        $now = time();
        if ($now === $this->lastTime) {
            sleep(1);
        }
        $this->lastTime = $now;
        $this->client->get('https://some.api');
    }
}

How to test it?

To verify the behaviour of this class, we can mock the http client and do assertions on it. We are going to do a request twice and we are going to assert that the api is called twice. It would look something like this:

class ApiTest extends TestCase
{
    public function testCallsTheApi(): void
    {
        $httpClient = $this->createMock(\GuzzleHttp\ClientInterface::class);
        $httpClient->expects($this->exactly(2))
            ->method('get');

        $api = new Api($httpClient);
        $api->doRequest();
        $api->doRequest();
    }
}

Now we have a few problems. First of all we just slowed down our tests. Our unit tests are supposed to be fast, but now we waste 1 second. Second of all we are not actually asserting the second request came at least 1 second after the other.
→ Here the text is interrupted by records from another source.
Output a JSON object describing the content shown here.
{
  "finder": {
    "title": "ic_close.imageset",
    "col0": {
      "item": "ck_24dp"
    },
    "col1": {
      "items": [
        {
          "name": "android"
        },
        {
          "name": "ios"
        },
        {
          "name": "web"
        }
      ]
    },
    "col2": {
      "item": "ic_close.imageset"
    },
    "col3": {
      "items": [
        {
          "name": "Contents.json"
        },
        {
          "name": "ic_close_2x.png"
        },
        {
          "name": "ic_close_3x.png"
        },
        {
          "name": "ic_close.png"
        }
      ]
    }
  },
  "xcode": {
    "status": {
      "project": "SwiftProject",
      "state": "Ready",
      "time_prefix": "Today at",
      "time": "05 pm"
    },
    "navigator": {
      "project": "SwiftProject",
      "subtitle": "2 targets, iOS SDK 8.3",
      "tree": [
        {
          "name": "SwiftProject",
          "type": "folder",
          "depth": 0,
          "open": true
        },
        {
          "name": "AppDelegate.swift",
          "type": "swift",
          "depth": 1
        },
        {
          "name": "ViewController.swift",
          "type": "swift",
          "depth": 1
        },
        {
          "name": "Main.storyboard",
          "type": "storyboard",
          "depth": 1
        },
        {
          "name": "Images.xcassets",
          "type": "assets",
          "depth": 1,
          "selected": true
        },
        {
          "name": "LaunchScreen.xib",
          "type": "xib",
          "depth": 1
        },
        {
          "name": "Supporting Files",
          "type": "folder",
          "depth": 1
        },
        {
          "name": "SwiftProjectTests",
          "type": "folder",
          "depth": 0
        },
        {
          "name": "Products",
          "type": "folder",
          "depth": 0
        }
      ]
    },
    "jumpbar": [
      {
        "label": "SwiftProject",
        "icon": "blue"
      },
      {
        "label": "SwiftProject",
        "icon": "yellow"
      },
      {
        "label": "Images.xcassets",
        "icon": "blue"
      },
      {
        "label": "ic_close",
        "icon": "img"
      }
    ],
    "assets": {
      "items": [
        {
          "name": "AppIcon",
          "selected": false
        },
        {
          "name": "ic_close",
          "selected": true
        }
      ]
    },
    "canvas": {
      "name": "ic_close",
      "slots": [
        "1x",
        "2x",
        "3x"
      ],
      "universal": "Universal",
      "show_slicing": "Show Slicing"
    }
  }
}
We could assert this by measuring the execution time, but this would still keep our tests slow.

A solution

To make our tests run fast and actually assert that our sleep function is called, we could do the following:

class Api
{
    private $lastTime = 0;
    /**
     * @var \GuzzleHttp\Client
     */
    private $client;
    /**
     * @var callable
     */
    private $sleep;

    public function __construct(\GuzzleHttp\ClientInterface $client, callable $sleep)
    {
        $this->client = $client;
        $this->sleep = $sleep;
    }

    public function doRequest(): void
    {
        $now = time();
        if ($now === $this->lastTime) {
            \call_user_func($this->sleep, 1);
        }

        $this->lastTime = $now;
        $this->client->get('https://some.api');
    }
}

class ApiTest extends TestCase
{
    public function testCallsTheApi(): void
    {
        $httpClient = $this->createMock(\GuzzleHttp\ClientInterface::class);
        $httpClient->expects($this->exactly(2))
            ->method('get');

        $sleepCalled = false;
        $api = new Api($httpClient, function (int $sec) use (&$sleepCalled)  {
            $sleepCalled = true;
            self::assertEquals(1, $sec);
        });
        $api->doRequest();
        $api->doRequest();

        self::assertTrue($sleepCalled);
    }
}

So what changed? We made the sleep function configurable via the constructor of the Api class. In our test we pass a spy function that asserts the callback is called and it’s called with the correct amount of seconds. This test now runs fast and is actually testing the needed timeout logic.

In our production code we would instantiate the Api class like this:

new Api(new Client(), function (int $sec) {
    sleep($sec);
});

Conclusion

There are for sure other ways to handle this case, but this is surely an elegant solution. If you have idea’s or thoughts about another solution, please let me know in the comments.